The video clips present multiple springboards for rich discussion, including aspects of the model visit that do not completely reflect best practices. One such point is how the guardrail on the side of the patient’s bed was not raised during the physical exam to maximize patient safety. Another is that while the physician in the video is a model for interacting with a child with a physical disability, even as an expert there were instances in which she assumed the patient would be unable to perform a task before asking, such as during discussion of transfer to the exam table, when the physician asked how best to assist before confirming if any assistance was in fact needed.

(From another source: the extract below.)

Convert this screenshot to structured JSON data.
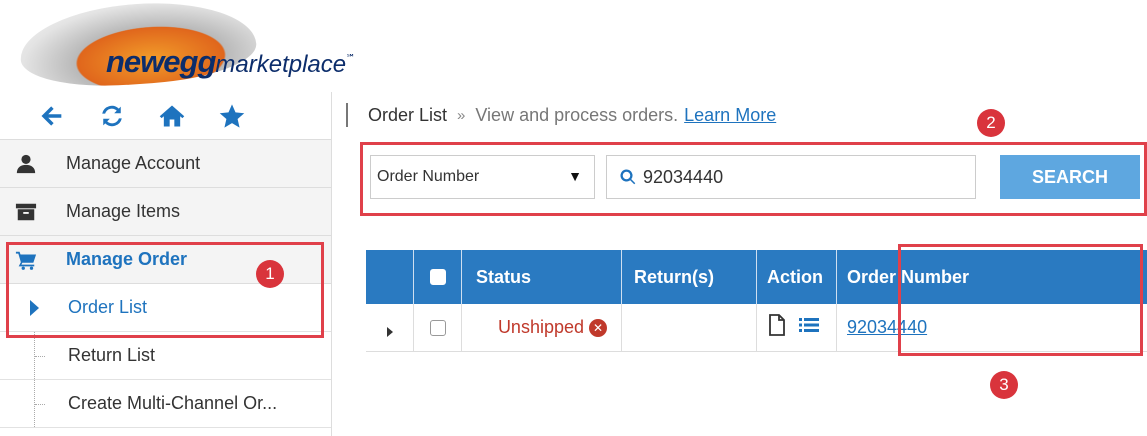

This initial study represents a first step in establishing the effectiveness of our curriculum. To assess the long-term effects and clinical implications of our curriculum, we intend to expand our efforts and reach all students by incorporating the workshop into our programs’ routine clinical rotation in pediatrics. As the workshop becomes formally integrated into the medical school curriculum, we will be able to measure sustainability of effects, and ultimately behavioral change.
We recognize several limitations. First, participating students voluntarily attended the workshop outside of classroom time and may represent a biased sample. Students with greater interest in the subject matter might have been more likely to attend, have more knowledge and less stigmatized views at baseline, and report higher satisfaction. However, despite this likely bias in sampling, we documented improvements in attitudes after participation in the workshop.
Second, we acknowledge that one of our two professional actors was an able-bodied child, a shortcoming we made explicit at the end of the workshop (and in the addendum interview). We were not able to recruit a CWPD to serve as a SP, but are committed to doing so in future iterations, following guidelines for “authentic representation” set forth in an influential white paper advocating for the employment in television of actors with disabilities. 
Third, we filmed the workshop during the COVID-19 pandemic. To ensure safety, all participants wore face masks. Masks veiled facial expressions and constrained non-verbal communication. At the same time, they provided a “time stamp” to the pandemic years during which these enduring videos were produced.
Fourth, we measured outcomes upon completion of the workshop, alerting to immediacy recall bias. Finally, we did not include a control group, which could have helped determine the unique pedagogic contribution of the video component.